SELECT p.id AS id1_0_0_,
       t.id AS id1_2_1_,
       p.title AS title2_0_0_,
       t.name AS name2_2_1_,
       pt.post_id AS post_id1_1_0__,
       pt.tag_id AS tag_id2_1_0__
FROM   post p
INNER JOIN 
       post_tag pt 
ON     p.id = pt.post_id
INNER JOIN 
       tag t 
ON     pt.tag_id = t.id
WHERE  p.id = 1

DELETE FROM post_tag
WHERE  post_id = 1 AND tag_id = 3

Much better! There is only one DELETE statement executed which removes the associated post_tag entry.

If you enjoyed this article, I bet you are going to love my book as well.

Conclusion

Using JPA and Hibernate is very convenient since it can boost developer productivity.
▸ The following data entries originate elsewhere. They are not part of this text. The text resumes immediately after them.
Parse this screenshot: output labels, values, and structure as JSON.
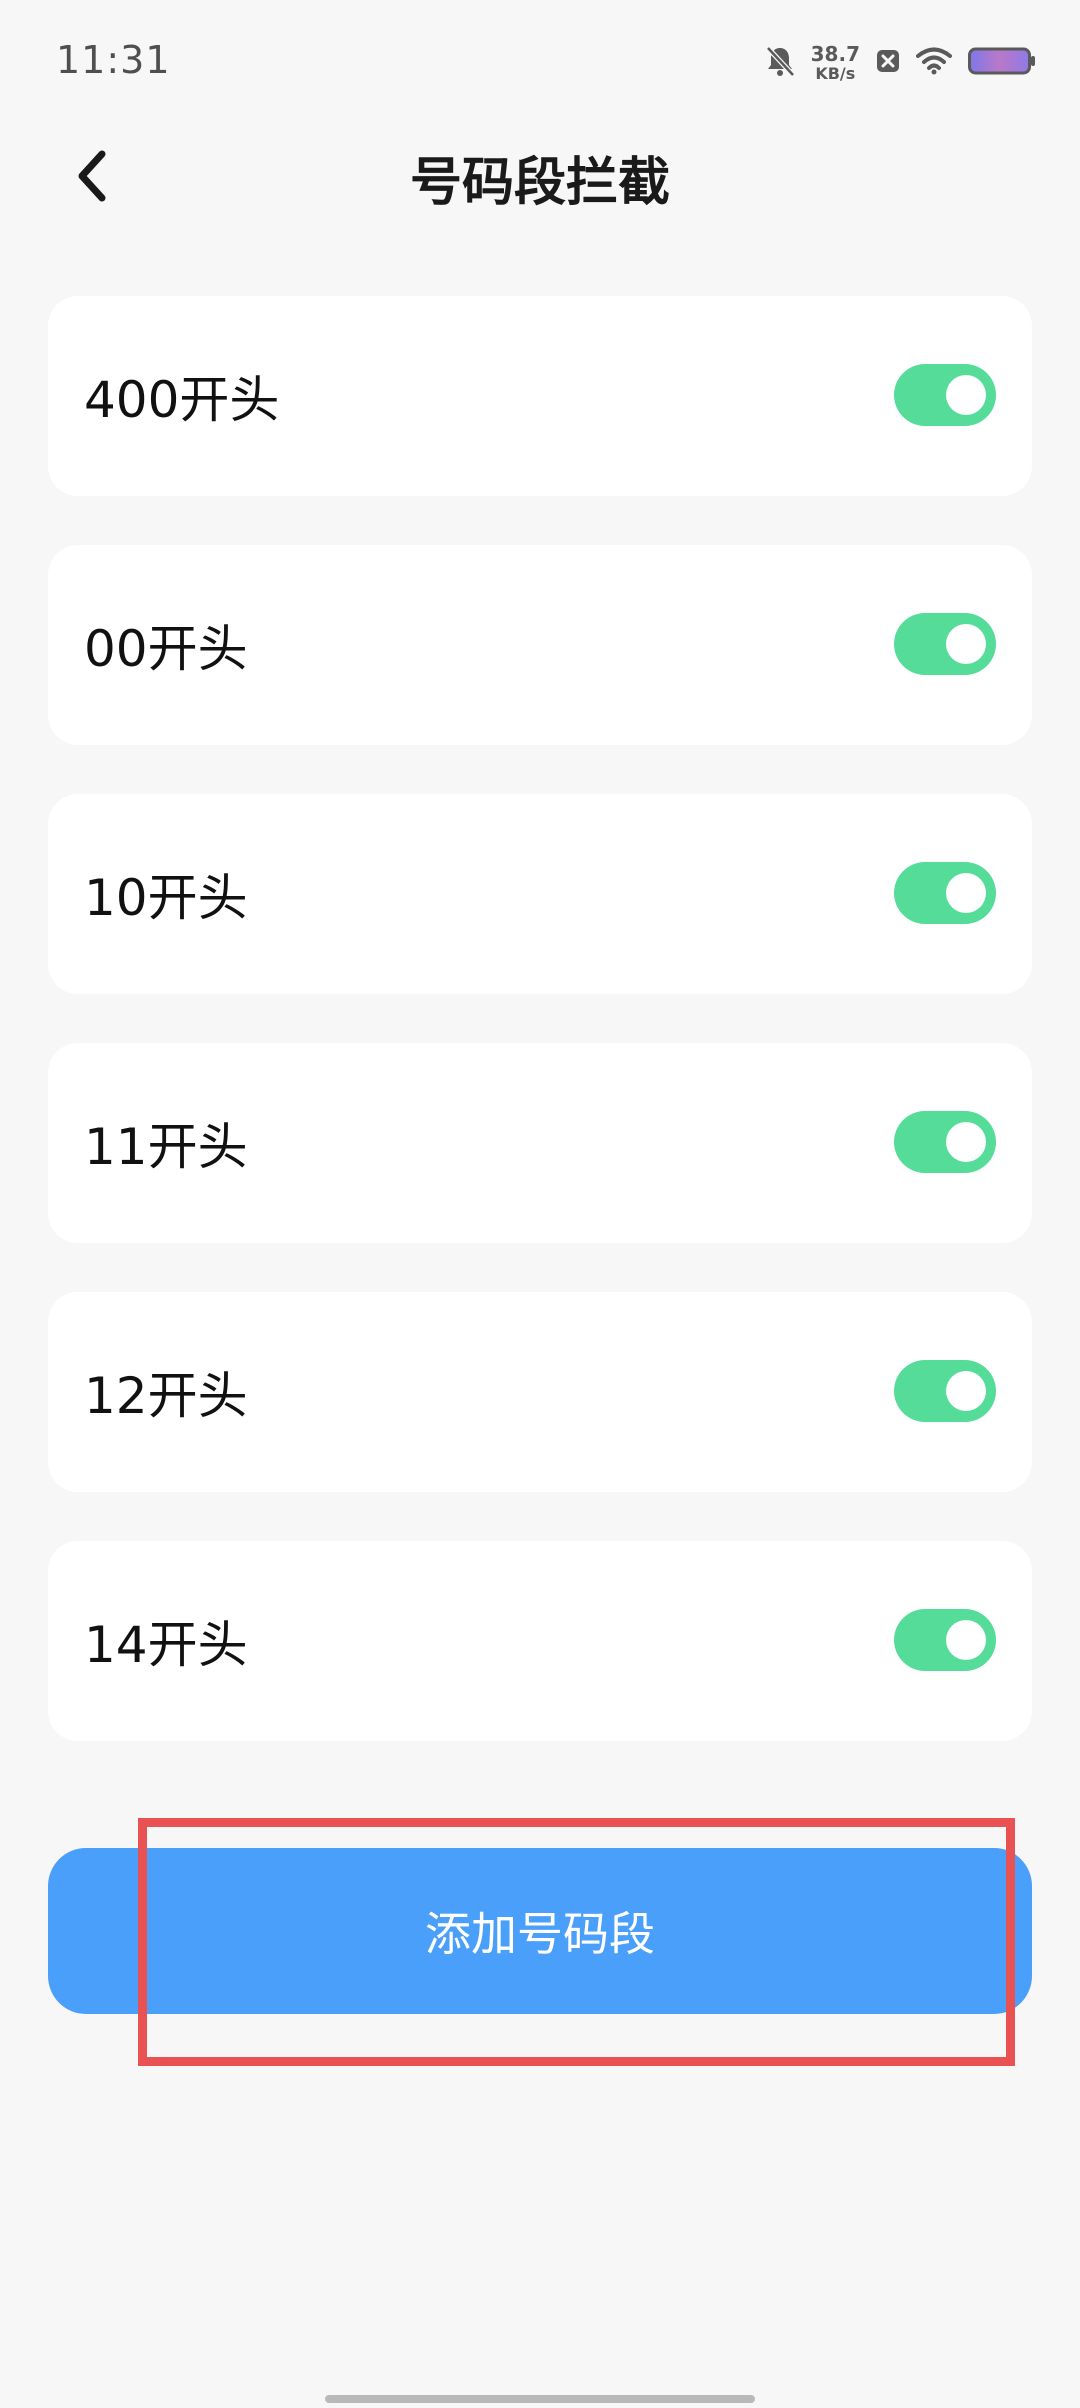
{
  "status_bar": {
    "time": "11:31",
    "net_speed_value": "38.7",
    "net_speed_unit": "KB/s",
    "icons": [
      "bell-muted-icon",
      "close-box-icon",
      "wifi-icon",
      "battery-icon"
    ]
  },
  "header": {
    "back_icon": "chevron-left-icon",
    "title": "号码段拦截"
  },
  "rules": [
    {
      "label": "400开头",
      "enabled": true
    },
    {
      "label": "00开头",
      "enabled": true
    },
    {
      "label": "10开头",
      "enabled": true
    },
    {
      "label": "11开头",
      "enabled": true
    },
    {
      "label": "12开头",
      "enabled": true
    },
    {
      "label": "14开头",
      "enabled": true
    }
  ],
  "add_button": {
    "label": "添加号码段"
  },
  "colors": {
    "toggle_on": "#55dc99",
    "primary_button": "#4a9ffb",
    "highlight": "#e95252"
  }
}
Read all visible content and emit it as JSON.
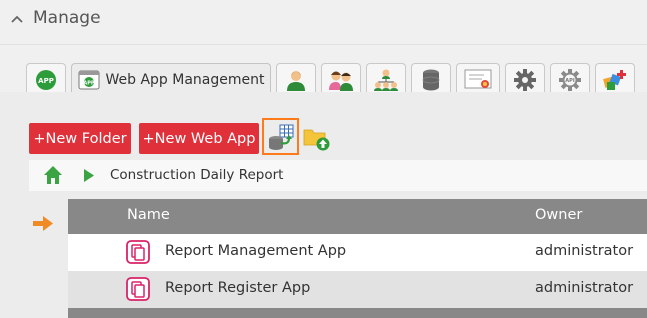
{
  "header": {
    "title": "Manage"
  },
  "tabs": {
    "active_label": "Web App Management",
    "items": [
      {
        "name": "app-icon-tab"
      },
      {
        "name": "web-app-management"
      },
      {
        "name": "user"
      },
      {
        "name": "groups"
      },
      {
        "name": "organization"
      },
      {
        "name": "database"
      },
      {
        "name": "certificate"
      },
      {
        "name": "settings"
      },
      {
        "name": "api"
      },
      {
        "name": "plugins"
      }
    ]
  },
  "toolbar": {
    "new_folder_label": "+New Folder",
    "new_web_app_label": "+New Web App"
  },
  "breadcrumb": {
    "current": "Construction Daily Report"
  },
  "table": {
    "columns": {
      "name": "Name",
      "owner": "Owner"
    },
    "rows": [
      {
        "name": "Report Management App",
        "owner": "administrator"
      },
      {
        "name": "Report Register App",
        "owner": "administrator"
      }
    ]
  },
  "colors": {
    "red_button": "#e0303a",
    "highlight_border": "#ff7a1a",
    "header_gray": "#888888",
    "app_icon_pink": "#d8236a",
    "home_green": "#3aa342",
    "arrow_orange": "#f08a24"
  }
}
However, this does not mean that you have to sacrifice application performance.

By choosing the right mappings and data access pattern, you can make the difference between an application that barely crawls and one that runs at warp speed.

So, when using the @ManyToMany annotation, always use a java.util.Set and avoid the java.util.List.
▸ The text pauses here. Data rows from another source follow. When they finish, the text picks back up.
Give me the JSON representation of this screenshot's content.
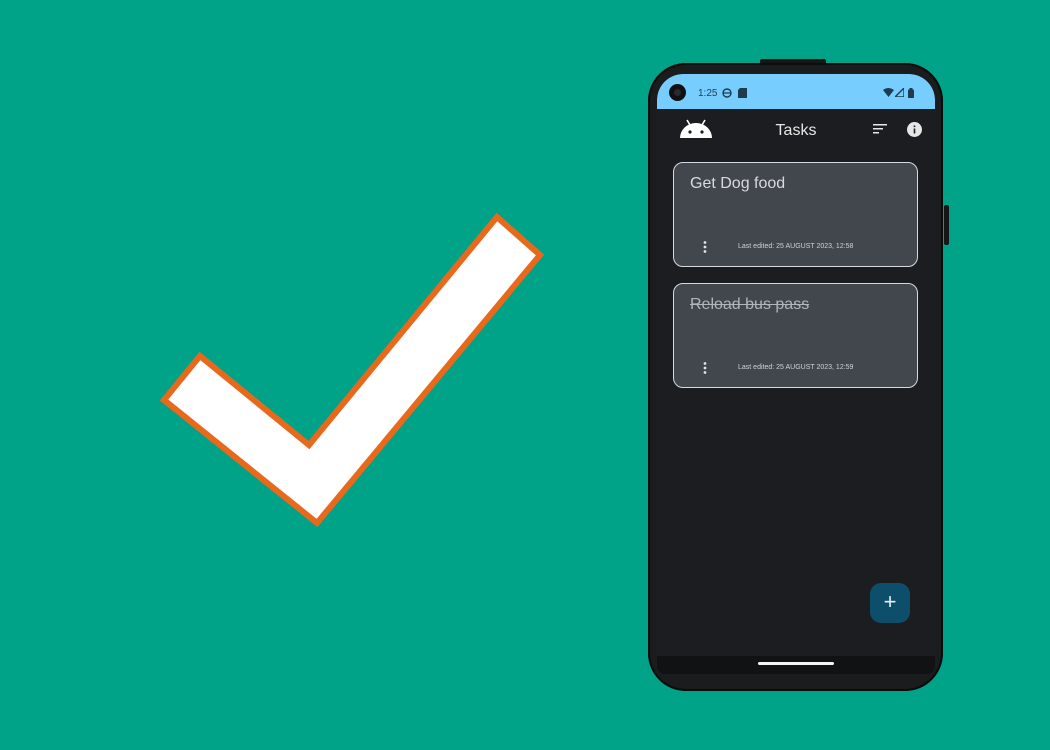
{
  "background_color": "#00a387",
  "accent_color": "#e8691c",
  "status_bar": {
    "time": "1:25",
    "icons": [
      "vpn-globe-icon",
      "sd-card-icon",
      "wifi-icon",
      "signal-icon",
      "battery-icon"
    ]
  },
  "app_bar": {
    "title": "Tasks",
    "logo_icon": "android-logo-icon",
    "actions": [
      "sort-icon",
      "info-icon"
    ]
  },
  "tasks": [
    {
      "title": "Get Dog food",
      "completed": false,
      "last_edited": "Last edited: 25 AUGUST 2023, 12:58"
    },
    {
      "title": "Reload bus pass",
      "completed": true,
      "last_edited": "Last edited: 25 AUGUST 2023, 12:59"
    }
  ],
  "fab": {
    "label": "+",
    "icon": "add-icon"
  }
}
If you liked this article, you might want to subscribe to my newsletter too.

Advertisements

15 thoughts on “The best way to use the @ManyToMany annotation with JPA and Hibernate

  1. Two things:
    1. mappedBy – would like to see an good explaination as to what it does , to me this is magic.
    2, Wonder why it makes for hibernate a difference there if it is a list or a set.

      1. Sorry to bug you, just trying to understand. The code snippet shows that it is a bidirectional relationship. So if it is a bi-directional association, can we simply use List and calling the method post1.removeTag(tag1) is enough ?

    1. As I explained in my book, in a @ManyToMany association, both sides are parents since the child side is the link table. That’s why you can use cascades on both parent sides. But just because you can, it does not mean it’s mandatory to have it.

      1. I see I got it wrong. So it is a different concept the owner side of relationship than the parent side of relationship? Thank you, I am already checking out the published chapters, then I’ll almost for sure buy the whole book as well 🙂

    1. Because many-to-many associations are suitable to link two independent entities, while one-to-many is for associating a parent-child association. If we did what you suggested, then imagine how many rows we’d have to change if we decided to rename one tag.

  2. Hello vladmihalcea, first of all thank you for your nice and clear article, I like the way you illustrate the scenarios.
    I’ve a question concerning additional columns in the link table. Is it possible with the @ManyToMany annotaion or do i need to replace it with extra entity (e.g. Entity Post_Tag with @ManyToOne Post and @ManyToOne Tag) to be able to define addtional custom fields in the link table? What comes to my mind would be to define a bidirectional relationship between my custom entity, so I would be able to do the following (I ommit the getters and setters which are usualy needed to define the bidirectional relationship):

    Entity Post {

    @OneToMany(mappedBy=”post”, cascade = ALL)
    List linkTable;
    }

    Entity Tag {

    @OneToMany(mappedBy=”tag”, cascade = ALL)
    List link;
    }

    Entity Post_Tag{

    Post_Tag(Post, Tag) {
    … setup relations …
    }

    @NotNull
    @ManyToOne
    Post post;

    @NotNull
    @ManyToOne(cascade = persist/merge)
    Tag tag;

    AdditionalField1
    AdditionalFieldN
    }

    Post post1 = new Post(“some post”);
    Tag tag1 = new Tag(“some tag”);

    Post_Tag link = new Post_Tag(post1, tag1)
    link.setAdditionalProp1(…)
    link.setAdditionalPropN(…)

    post1.addLink(link);

    entityManager.persist(post1);

    The question is whether this is q good aproach to deal with the requirement of additional columns in a manyToMany relationship or if they are better aprochaes to deal with that kind of requirement, maybe even with the @manyTomany annotaion.

    I would appreciate it if you could find some time to answer this long post 🙂
    ty in advance

    Matthias

Leave a Reply

Fill in your details below or click an icon to log in:

WordPress.com Logo

You are commenting using your WordPress.com account. Log Out / Change )

Twitter picture

You are commenting using your Twitter account. Log Out / Change )

Facebook photo

You are commenting using your Facebook account. Log Out / Change )

Google+ photo

You are commenting using your Google+ account. Log Out / Change )

Connecting to %s